So I got out of there spending more money than I expected but I was set – for step one.
I forced everyone in my family to participate. A younger sister opted out which I shall take punitive measures to disinherit her from our wine fortune.
Not to be an ageist but I get a special tax break by employing the unemployable, so the age requirement for my workforce must exceed 75 (preferably 80) or born by 2010, no later, no earlier. I know, I know, I love to give back to humanity, it’s in my DNA.
We picked, sorted and cleaned the grapes. Not being one to make things easy for the sake of making things easy, I coerced my workers with promises of water and bread crust to destem the grapes by hand. I will claim this on the bottle as an added distinction of quality and craftsmanship. Then we crushed the grapes. It was a rather wimpy effort by a four year old and not cute enough to endure a tantrum after berating him so I insisted my husband crush the remainder of my harvest with a resolute potato masher. Success.
If you would like to know where I received my formal education in wine making go to this YouTube video – The Gift of Wine. Of the 738,071 views this man has received, I believe I’m responsible for the last 8,070, His Northern English accent still haunts my husbands dreams. I also hear his voice in my sleep and I’ve never slept better. His was the most simple instruction. However, I think I made a boo boo. This was how to make red wine. The Beverage People newsletter mentions straining the must (crushed grape skins that float to the top) before primary fermentation in a bucket. Well, it’s all going to be ok. I had all the equipment to measure brix (sugar,) a commercial grade Chardonnay yeast and a good size paddle to keep the juice agitated daily. What could go wrong? Uh, everything.

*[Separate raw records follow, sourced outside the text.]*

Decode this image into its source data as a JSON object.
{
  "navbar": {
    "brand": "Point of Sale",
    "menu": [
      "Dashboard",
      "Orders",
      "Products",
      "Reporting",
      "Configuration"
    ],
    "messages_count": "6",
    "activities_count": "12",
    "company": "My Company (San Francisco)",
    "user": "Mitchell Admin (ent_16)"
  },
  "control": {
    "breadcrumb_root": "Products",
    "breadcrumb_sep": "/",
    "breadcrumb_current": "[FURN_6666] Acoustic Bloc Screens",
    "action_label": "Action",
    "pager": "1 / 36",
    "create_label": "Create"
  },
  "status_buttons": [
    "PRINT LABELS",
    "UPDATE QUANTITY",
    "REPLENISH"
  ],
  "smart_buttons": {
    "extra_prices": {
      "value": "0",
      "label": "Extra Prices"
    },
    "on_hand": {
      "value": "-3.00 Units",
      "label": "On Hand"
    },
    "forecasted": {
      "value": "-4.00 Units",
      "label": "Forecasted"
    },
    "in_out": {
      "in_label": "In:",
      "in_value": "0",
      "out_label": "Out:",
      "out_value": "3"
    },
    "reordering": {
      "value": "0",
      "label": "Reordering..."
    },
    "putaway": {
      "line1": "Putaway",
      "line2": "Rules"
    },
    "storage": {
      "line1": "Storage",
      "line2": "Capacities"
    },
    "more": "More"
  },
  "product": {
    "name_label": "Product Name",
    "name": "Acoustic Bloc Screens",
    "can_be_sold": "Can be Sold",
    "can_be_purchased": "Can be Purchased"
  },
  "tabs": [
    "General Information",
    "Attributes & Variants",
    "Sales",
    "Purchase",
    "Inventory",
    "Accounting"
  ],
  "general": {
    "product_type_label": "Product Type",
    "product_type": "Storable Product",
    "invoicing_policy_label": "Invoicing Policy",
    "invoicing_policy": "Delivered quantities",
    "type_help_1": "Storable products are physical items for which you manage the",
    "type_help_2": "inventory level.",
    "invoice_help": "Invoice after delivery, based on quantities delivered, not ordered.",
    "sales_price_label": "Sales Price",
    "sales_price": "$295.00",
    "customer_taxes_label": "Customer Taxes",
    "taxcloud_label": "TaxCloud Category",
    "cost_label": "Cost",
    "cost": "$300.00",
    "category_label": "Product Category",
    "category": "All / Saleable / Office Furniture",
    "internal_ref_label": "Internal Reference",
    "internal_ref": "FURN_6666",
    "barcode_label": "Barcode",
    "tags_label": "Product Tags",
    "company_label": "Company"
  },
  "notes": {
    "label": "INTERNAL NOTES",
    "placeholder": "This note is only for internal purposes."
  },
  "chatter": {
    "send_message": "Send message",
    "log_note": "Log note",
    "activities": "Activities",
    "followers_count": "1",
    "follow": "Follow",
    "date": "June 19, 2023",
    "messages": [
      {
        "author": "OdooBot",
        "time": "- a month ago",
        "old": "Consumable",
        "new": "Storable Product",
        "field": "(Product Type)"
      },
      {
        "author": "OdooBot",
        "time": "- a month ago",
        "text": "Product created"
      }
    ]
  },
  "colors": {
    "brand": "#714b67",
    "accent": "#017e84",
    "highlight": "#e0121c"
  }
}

Secondary fermentation required I siphon the juice into a “carboy” a plastic jug that resembles a water cooler tank. That was messy but again, success.
There it sat probably for too long until some hapless dinner guests were enlisted to help me bottle the wine. We tasted it. It was kinda plasticy, high alcohol, not sour, not too harsh, but still bubbling with fermentation. It kinda tasted like beer. Whoops. Once bottled, I let my 16 bottles sit on their side in a dark, dank corner of my cellar. My curious nature had catastrophic thoughts racing through my head. Had I thoroughly F’d up. As luck would strike, I met a gentleman at my client’s office who was knowledgeable about brewing and wine fermentation. He was rather bookish on the subject so I told him I was going to conduct a tasting of my 2014 vintage in his office. He said he could help me diagnose any issues. Why do this with a client you ask? Because the checks should clear regardless of hospitalization. I’m not intimidated by the risks. I equate this to team building, like a trust fall.
The tasting was a surprise. His verdict: “I think this is going to be a nice wine. Doesn’t taste screwed up, it tastes like it needs some aging. Good job.”
So there you have it. My first vintage on it’s way to being a perfectly “mediocre at best” wine to drink in the Fall. I plan to open a few bottles around Halloween with a label that says “Scary Shite” 2014 Chardonnay, CWC Prestige Cellars. I’m taking advanced orders if you are interested.